* _What is required_
All lines holding the word "user" are to be copied from the records beneath.
Start of Dataset records
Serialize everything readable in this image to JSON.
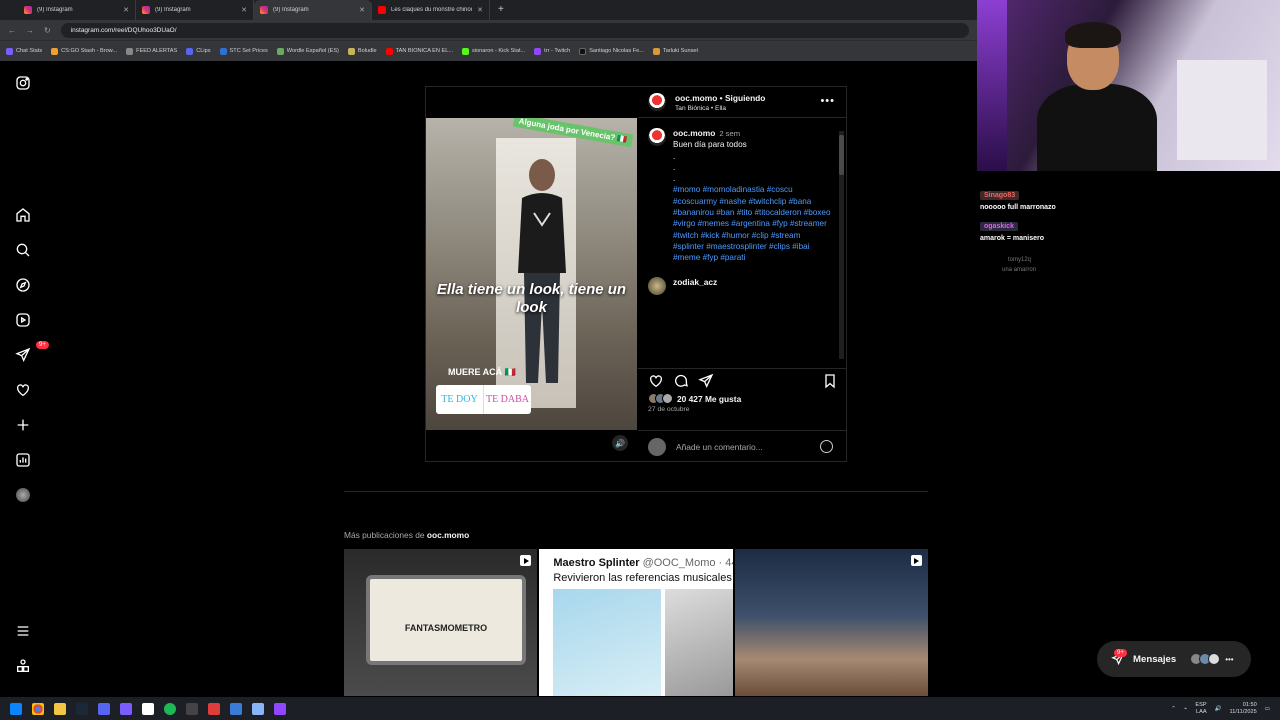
{
  "browser": {
    "tabs": [
      {
        "label": "(9) Instagram",
        "active": false
      },
      {
        "label": "(9) Instagram",
        "active": false
      },
      {
        "label": "(9) Instagram",
        "active": true
      },
      {
        "label": "Les claques du monstre chinoi...",
        "active": false
      }
    ],
    "url": "instagram.com/reel/DQUhoo3DUaO/",
    "bookmarks": [
      "Chat Stats",
      "CS:GO Stash - Brow...",
      "FEED ALERTAS",
      "CLips",
      "STC Set Prices",
      "Wordle Español (ES)",
      "Boludle",
      "TAN BIONICA EN EL...",
      "sionaron - Kick Stat...",
      "trr - Twitch",
      "Santiago Nicolas Fe...",
      "Tarluki Sunset"
    ]
  },
  "nav": {
    "notifications_badge": "9+"
  },
  "post": {
    "author": "ooc.momo",
    "follow_status": "Siguiendo",
    "audio": "Tan Biónica • Ella",
    "media": {
      "sticker": "Alguna joda por Venecia? 🇮🇹",
      "caption": "Ella tiene un look, tiene un look",
      "sub_caption": "MUERE ACÁ 🇮🇹",
      "poll_options": [
        "TE DOY",
        "TE DABA"
      ]
    },
    "comments": [
      {
        "user": "ooc.momo",
        "time": "2 sem",
        "text": "Buen día para todos",
        "dots": [
          ".",
          ".",
          "."
        ],
        "hashtags": "#momo #momoladinastia #coscu #coscuarmy #nashe #twitchclip #bana #bananirou #ban #tito #titocalderon #boxeo #virgo #memes #argentina #fyp #streamer #twitch #kick #humor #clip #stream #splinter #maestrosplinter #clips #ibai #meme #fyp #parati"
      },
      {
        "user": "zodiak_acz",
        "time": "",
        "text": ""
      }
    ],
    "likes": "20 427 Me gusta",
    "date": "27 de octubre",
    "add_comment_placeholder": "Añade un comentario..."
  },
  "more_posts": {
    "prefix": "Más publicaciones de",
    "user": "ooc.momo",
    "thumbs": [
      {
        "label": "FANTASMOMETRO"
      },
      {
        "author_name": "Maestro Splinter",
        "handle": "@OOC_Momo · 44",
        "text": "Revivieron las referencias musicales"
      },
      {
        "label": ""
      }
    ]
  },
  "messages": {
    "label": "Mensajes",
    "badge": "9+"
  },
  "stream_chat": [
    {
      "user": "Sinago83",
      "text": "nooooo full marronazo"
    },
    {
      "user": "ogaskick",
      "text": "amarok = manisero"
    },
    {
      "user": "tomy12q",
      "text": "una amarron"
    }
  ],
  "taskbar": {
    "lang_top": "ESP",
    "lang_bottom": "LAA",
    "time": "01:50",
    "date": "11/11/2025"
  }
}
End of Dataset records
* _Exercise solution_
        "user": "ooc.momo",
        "user": "zodiak_acz",
    "user": "ooc.momo",
      "user": "Sinago83",
      "user": "ogaskick",
      "user": "tomy12q",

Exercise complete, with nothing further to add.